QUESTION: A player received her second misconduct during a game and was assessed a game misconduct. The player had to skate in front of the opponent's bench to get to the rink exit, and as she did multiple players on the opponent's bench began banging the boards and cheering (essentially taunting her). A bench minor was assessed for unsportsmanlike like conduct to the cheering team. Was this an appropriate unsportsmanlike call?
ANSWER: This behavior by the non-penalized team should be penalized under Rule 601 for “taunting”. If the behavior is only committed by one player, then that player should be penalized. However, if the entire team engages in taunting behavior, and the team coaches make no effort to stop it, then a bench minor penalty would be correct.
QUESTION: During a game there is a scuffle following a check-from-behind into the boards. I reach the scuffle and notice Player A has his hand on the throat of Player B and is pushing him backwards towards the boards. I couldn't tell if he was squeezing the throat or not. What is the correct call? Would this just be a minor for roughing (or something else), or considered a match penalty for attempt to injure?
ANSWER: Considering the USA Hockey Playing Rules mandate a Major plus Game Misconduct for Grabbing the Face-mask, a Match penalty should be assessed to any player who grabs an opponent’s throat. What other rationale could apply to this situation other than the offending player is “attempting to injure” the opponent?
QUESTION: A puck was motionless in the high-slot and an attacking player was skating in from just past the center-line. I (as a goalie) came out to the puck and knocked it away. Just after knocking the puck away, that player and I collided and he fell down. We were moving about the same speed (not super fast). It was pure chest to chest contact. The referee told me that he would assess a penalty if I did that again. What is the USA Hockey's assessment of that interaction?
ANSWER: It's very difficult to answer this question without actually seeing the play. However, due to the fact that strict rules exist that limit player contact with the goalkeeper, it stands to reason that goalkeepers cannot make any reckless contact with players. In the situation you describe, the opposing forward did not have possession of the puck therefore they may not be checked.
However, if the contact was unavoidable, non-injury threatening and incidental from a clean battle for a 50/50 puck then the contact could be deemed “Body Contact” and not against the rules.
QUESTION: Team A receives a minor plus misconduct, and Team B receives a minor during the same stoppage of play. Since the minors are coincidental, does the misconduct start as soon as the coincidental minors end? Or does it start after two minutes and a whistle?
ANSWER: In any case where a player is assessed a minor plus misconduct, they must serve the entire penalty time in the penalty bench and the misconduct would start immediately once the minor expires.
QUESTION: Attacking player in attacking zone bats the puck towards the net. The goalie decides to cover the puck and play is blown dead. Does this constitute as a “Hand Pass” situation? Do goaltenders count as player that can nullify “hand passes”? Where does the following face-off take place in the above situation?
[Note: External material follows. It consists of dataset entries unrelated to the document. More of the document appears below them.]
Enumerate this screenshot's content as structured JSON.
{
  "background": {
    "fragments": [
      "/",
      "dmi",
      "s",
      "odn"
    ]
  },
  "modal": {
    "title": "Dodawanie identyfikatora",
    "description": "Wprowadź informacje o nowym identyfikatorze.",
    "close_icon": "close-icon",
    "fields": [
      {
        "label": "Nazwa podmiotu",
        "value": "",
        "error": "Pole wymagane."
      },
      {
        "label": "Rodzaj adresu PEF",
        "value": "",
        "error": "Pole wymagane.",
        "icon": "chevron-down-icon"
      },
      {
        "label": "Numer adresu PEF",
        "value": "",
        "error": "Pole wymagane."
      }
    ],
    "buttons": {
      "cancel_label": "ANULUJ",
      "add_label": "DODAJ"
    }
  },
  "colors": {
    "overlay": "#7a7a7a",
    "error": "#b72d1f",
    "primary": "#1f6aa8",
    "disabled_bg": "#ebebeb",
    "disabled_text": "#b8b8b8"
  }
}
ANSWER: This situation is not a Hand-Pass since a teammate never touched the puck. The USA Hockey Playing Rules allow a player to bat the puck with the hand, but it may not be played by a teammate immediately following. Since a teammate never touched the puck, there is no Hand-Pass violation.
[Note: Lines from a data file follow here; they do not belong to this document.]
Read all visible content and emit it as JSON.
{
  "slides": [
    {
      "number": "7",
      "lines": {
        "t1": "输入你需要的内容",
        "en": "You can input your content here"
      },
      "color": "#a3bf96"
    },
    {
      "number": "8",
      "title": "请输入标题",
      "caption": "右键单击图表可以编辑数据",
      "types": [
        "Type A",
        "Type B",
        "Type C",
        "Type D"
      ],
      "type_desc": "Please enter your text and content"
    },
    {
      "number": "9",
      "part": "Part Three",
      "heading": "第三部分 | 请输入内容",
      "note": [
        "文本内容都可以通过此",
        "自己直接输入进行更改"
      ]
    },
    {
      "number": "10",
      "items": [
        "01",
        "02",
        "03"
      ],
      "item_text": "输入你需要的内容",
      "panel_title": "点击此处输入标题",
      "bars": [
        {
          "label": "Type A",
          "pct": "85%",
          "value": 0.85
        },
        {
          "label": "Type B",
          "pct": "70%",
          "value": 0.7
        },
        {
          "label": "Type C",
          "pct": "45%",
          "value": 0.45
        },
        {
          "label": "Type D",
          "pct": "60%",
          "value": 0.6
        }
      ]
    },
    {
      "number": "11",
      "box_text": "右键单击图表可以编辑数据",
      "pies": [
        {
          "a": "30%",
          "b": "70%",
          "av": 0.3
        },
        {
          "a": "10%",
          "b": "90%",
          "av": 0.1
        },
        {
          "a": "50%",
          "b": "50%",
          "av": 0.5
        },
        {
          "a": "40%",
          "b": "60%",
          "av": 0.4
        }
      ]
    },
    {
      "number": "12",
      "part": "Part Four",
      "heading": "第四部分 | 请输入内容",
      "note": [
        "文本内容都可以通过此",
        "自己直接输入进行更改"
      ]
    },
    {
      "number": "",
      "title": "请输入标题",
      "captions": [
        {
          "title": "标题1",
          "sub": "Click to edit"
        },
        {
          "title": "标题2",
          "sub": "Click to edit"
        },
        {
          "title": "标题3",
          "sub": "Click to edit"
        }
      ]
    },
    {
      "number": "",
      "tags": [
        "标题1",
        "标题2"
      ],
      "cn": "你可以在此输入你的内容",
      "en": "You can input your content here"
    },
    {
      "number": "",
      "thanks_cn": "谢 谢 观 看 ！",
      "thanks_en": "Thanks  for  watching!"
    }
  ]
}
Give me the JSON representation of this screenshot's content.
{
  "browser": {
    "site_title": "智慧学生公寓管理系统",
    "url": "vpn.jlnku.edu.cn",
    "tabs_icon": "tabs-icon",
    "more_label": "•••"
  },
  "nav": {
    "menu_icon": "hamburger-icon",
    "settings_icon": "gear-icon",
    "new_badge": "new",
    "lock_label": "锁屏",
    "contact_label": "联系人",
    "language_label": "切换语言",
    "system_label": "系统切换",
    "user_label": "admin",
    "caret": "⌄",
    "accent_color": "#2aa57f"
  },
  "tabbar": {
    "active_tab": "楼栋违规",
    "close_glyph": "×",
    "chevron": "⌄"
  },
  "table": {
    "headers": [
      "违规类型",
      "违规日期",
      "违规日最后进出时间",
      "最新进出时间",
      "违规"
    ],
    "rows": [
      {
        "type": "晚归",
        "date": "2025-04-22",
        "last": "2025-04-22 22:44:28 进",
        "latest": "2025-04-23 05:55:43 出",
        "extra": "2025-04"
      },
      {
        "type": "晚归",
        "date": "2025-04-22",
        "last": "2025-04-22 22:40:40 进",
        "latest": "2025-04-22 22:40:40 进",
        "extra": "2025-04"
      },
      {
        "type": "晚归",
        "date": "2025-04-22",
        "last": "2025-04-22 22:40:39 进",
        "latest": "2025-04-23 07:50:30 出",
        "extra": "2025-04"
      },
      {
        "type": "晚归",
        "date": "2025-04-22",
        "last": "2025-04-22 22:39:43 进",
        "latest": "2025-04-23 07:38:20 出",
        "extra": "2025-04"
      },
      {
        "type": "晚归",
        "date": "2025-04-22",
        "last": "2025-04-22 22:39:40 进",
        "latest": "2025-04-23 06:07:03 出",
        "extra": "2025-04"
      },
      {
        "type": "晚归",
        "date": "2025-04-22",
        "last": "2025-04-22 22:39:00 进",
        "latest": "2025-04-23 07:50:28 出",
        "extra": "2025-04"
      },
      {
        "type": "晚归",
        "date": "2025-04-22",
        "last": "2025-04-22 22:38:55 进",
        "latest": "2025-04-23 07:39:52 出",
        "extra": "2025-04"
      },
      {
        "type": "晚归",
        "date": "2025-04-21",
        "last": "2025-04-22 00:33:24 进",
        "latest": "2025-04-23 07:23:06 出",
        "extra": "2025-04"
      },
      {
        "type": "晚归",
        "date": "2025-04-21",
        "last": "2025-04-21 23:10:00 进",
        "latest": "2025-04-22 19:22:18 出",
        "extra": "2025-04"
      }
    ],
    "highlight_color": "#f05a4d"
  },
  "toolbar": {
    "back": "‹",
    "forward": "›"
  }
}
The face-off would stay inside the attacking end-zone.
The USA Hockey Playing Rules are now available as a mobile device app! Check your Apple, Android, or Windows app store to download this playing rule app free of charge.
Check out the USA Hockey mobile-friendly online rulebook application! Enter usahockeyrulebook.com into your mobile device’s web browser to gain instant access to the USA Hockey Playing Rules (must have mobile or internet service).
The USA Hockey Playing Rules Casebook and other educational material can be found under the OFFICIALS tab at USAHockey.com.